Falih: Global oil market at end of downturn
19 Oct 2016 - 22:56
LONDON: Saudi Arabia’s energy minister gave an upbeat message to an audience of industry executives yesterday, saying the oil market was at the end of a downturn and producer action to limit supply would help it improve further.
Khalid Al Falih (pictured) also told the annual Oil and Money conference in London that non-Opec countries were showing a willingness to freeze and even cut supplies alongside the Organization of the Petroleum Exporting Countries.
“Market forces are clearly working after a testing period of sub-$30 prices. The fundamentals are improving and the market is clearly balancing the supply and demand equation,” Falih said.
“With this contribution of improving fundamentals, rebalancing and the joint action by Opec and non-Opec alike, I fully expect market conditions to continue improving.”
Oil prices went up yesterday. West Texas Intermediate for November delivery rose $1.44 to $51.73 a barrel at 11:15am on the New York Mercantile Exchange. Brent for December settlement rose $1.24 to $52.92 a barrel on the London-based ICE Futures Europe Exchange.
Appointed as energy minister for the top Opec oil producer and world’s biggest exporter earlier this year, Falih has overseen a return by the group to managing supply.

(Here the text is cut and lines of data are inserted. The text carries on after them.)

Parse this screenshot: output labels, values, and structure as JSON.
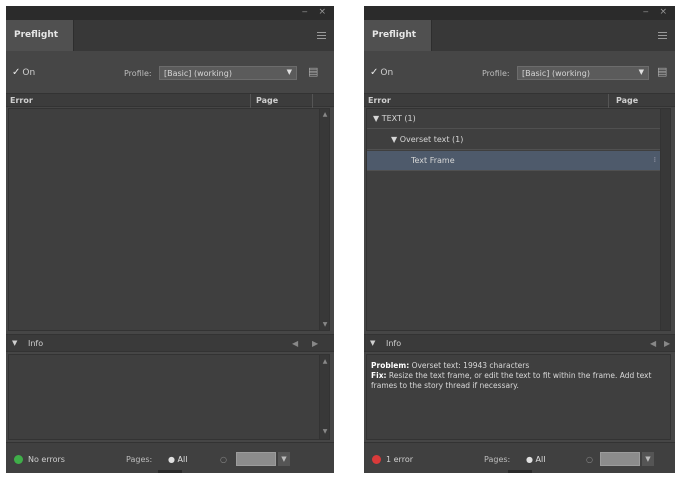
{
  "colors": {
    "panel_bg": "#464646",
    "list_bg": "#3f3f3f",
    "selected_row": "#4e5a6b",
    "no_errors_dot": "#3fae49",
    "error_dot": "#d93a3a"
  },
  "left": {
    "tab_label": "Preflight",
    "on_label": "On",
    "profile_label": "Profile:",
    "profile_value": "[Basic] (working)",
    "col_error": "Error",
    "col_page": "Page",
    "info_label": "Info",
    "status_text": "No errors",
    "pages_label": "Pages:",
    "all_label": "All"
  },
  "right": {
    "tab_label": "Preflight",
    "on_label": "On",
    "profile_label": "Profile:",
    "profile_value": "[Basic] (working)",
    "col_error": "Error",
    "col_page": "Page",
    "tree": [
      {
        "label": "TEXT (1)",
        "arrow": "▼"
      },
      {
        "label": "Overset text (1)",
        "arrow": "▼"
      },
      {
        "label": "Text Frame",
        "arrow": ""
      }
    ],
    "info_label": "Info",
    "problem_label": "Problem:",
    "problem_text": " Overset text: 19943 characters",
    "fix_label": "Fix:",
    "fix_text": " Resize the text frame, or edit the text to fit within the frame. Add text frames to the story thread if necessary.",
    "status_text": "1 error",
    "pages_label": "Pages:",
    "all_label": "All"
  },
  "icons": [
    "checkmark-icon",
    "dropdown-arrow-icon",
    "profiles-icon",
    "panel-menu-icon",
    "disclosure-triangle-icon",
    "status-dot-icon"
  ]
}
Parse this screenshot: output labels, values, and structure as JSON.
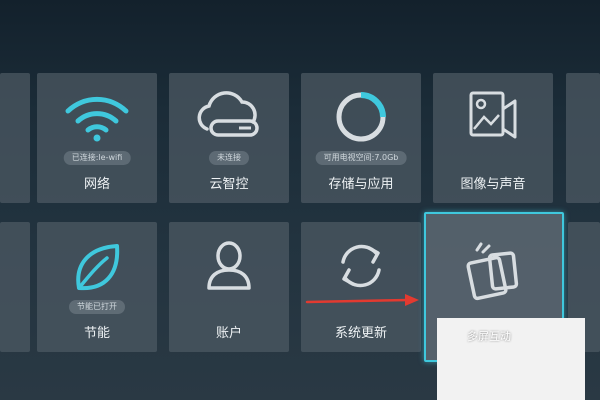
{
  "colors": {
    "accent": "#3fc8dd",
    "icon_gray": "#d8dde1",
    "arrow_red": "#e23a30",
    "badge_bg": "#8e9aa2"
  },
  "tiles": {
    "network": {
      "label": "网络",
      "status": "已连接:le-wifi",
      "icon": "wifi-icon"
    },
    "cloud": {
      "label": "云智控",
      "status": "未连接",
      "icon": "cloud-icon"
    },
    "storage": {
      "label": "存储与应用",
      "status": "可用电视空间:7.0Gb",
      "icon": "storage-ring-icon"
    },
    "image_sound": {
      "label": "图像与声音",
      "icon": "image-sound-icon"
    },
    "energy": {
      "label": "节能",
      "status": "节能已打开",
      "icon": "leaf-icon"
    },
    "account": {
      "label": "账户",
      "icon": "user-icon"
    },
    "update": {
      "label": "系统更新",
      "icon": "refresh-icon"
    },
    "multiscreen": {
      "label": "多屏互动",
      "icon": "multiscreen-icon"
    }
  }
}
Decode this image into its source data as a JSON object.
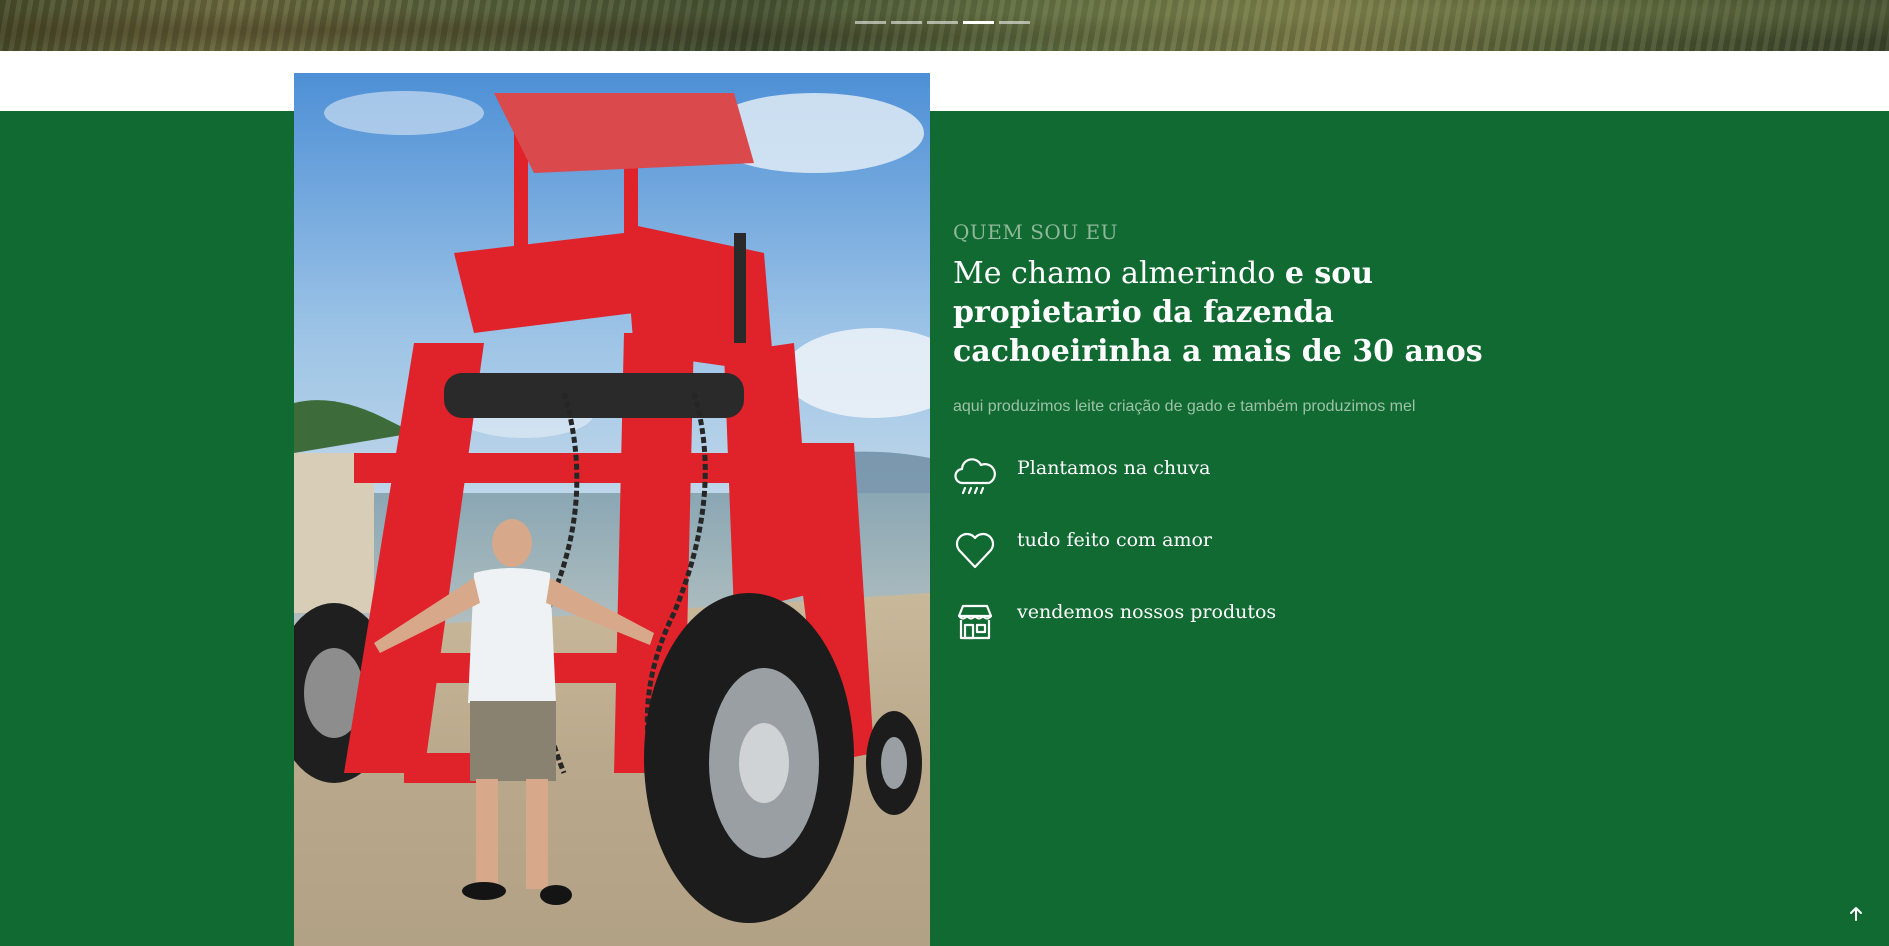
{
  "slider": {
    "count": 5,
    "active_index": 3
  },
  "about": {
    "eyebrow": "QUEM SOU EU",
    "headline_regular": "Me chamo almerindo",
    "headline_bold": "e sou propietario da fazenda cachoeirinha a mais de 30 anos",
    "description": "aqui produzimos leite criação de gado e também produzimos mel",
    "features": [
      {
        "icon": "rain-cloud-icon",
        "label": "Plantamos na chuva"
      },
      {
        "icon": "heart-icon",
        "label": "tudo feito com amor"
      },
      {
        "icon": "store-icon",
        "label": "vendemos nossos produtos"
      }
    ]
  },
  "photo": {
    "icon": "farmer-tractor-photo"
  },
  "back_to_top": {
    "icon": "arrow-up-icon"
  },
  "colors": {
    "brand_green": "#116a32",
    "eyebrow": "#8fb89a",
    "description": "#9cc2a6",
    "white": "#ffffff"
  }
}
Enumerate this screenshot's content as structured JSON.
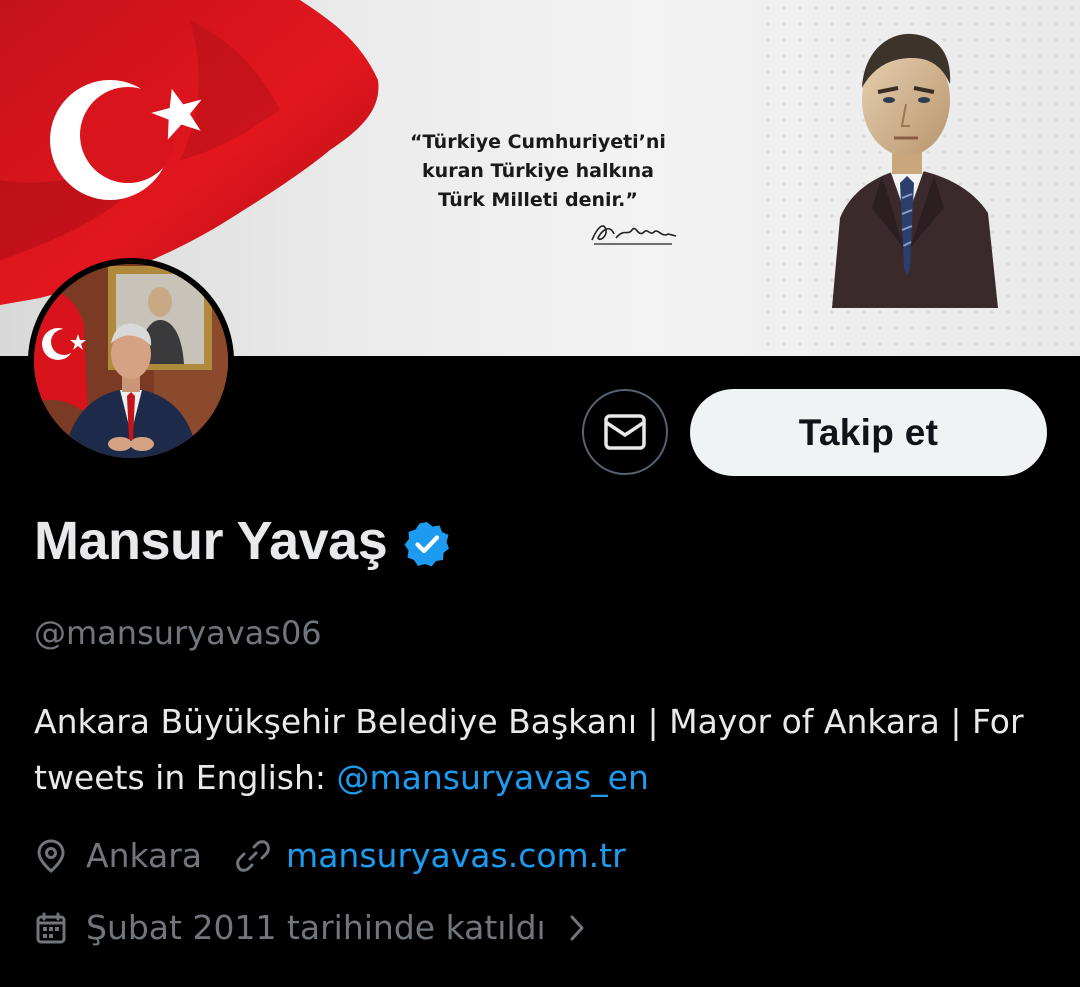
{
  "banner": {
    "quote_lines": [
      "“Türkiye Cumhuriyeti’ni",
      "kuran Türkiye halkına",
      "Türk Milleti denir.”"
    ]
  },
  "actions": {
    "message_icon": "envelope-icon",
    "follow_label": "Takip et"
  },
  "profile": {
    "name": "Mansur Yavaş",
    "verified_icon": "verified-badge-icon",
    "handle": "@mansuryavas06",
    "bio_text": "Ankara Büyükşehir Belediye Başkanı | Mayor of Ankara | For tweets in English: ",
    "bio_mention": "@mansuryavas_en",
    "location": "Ankara",
    "website": "mansuryavas.com.tr",
    "joined": "Şubat 2011 tarihinde katıldı"
  },
  "colors": {
    "background": "#000000",
    "text": "#e7e9ea",
    "muted": "#71767b",
    "link": "#1d9bf0",
    "follow_bg": "#eff3f4"
  }
}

Opec agreed in Algiers on Sept. 28 to reduce production to a range of 32.50 million to 33.0 million barrels per day, which would be its first output cut since 2008. Another meeting on Nov. 30 is set to firm up details of the accord. Falih said that by freezing production or slightly reducing it, Opec wanted to signal to the market that it wanted to lower inventories and encourage investment. Spending has fallen due to the price drop, raising concern about supply in the medium term.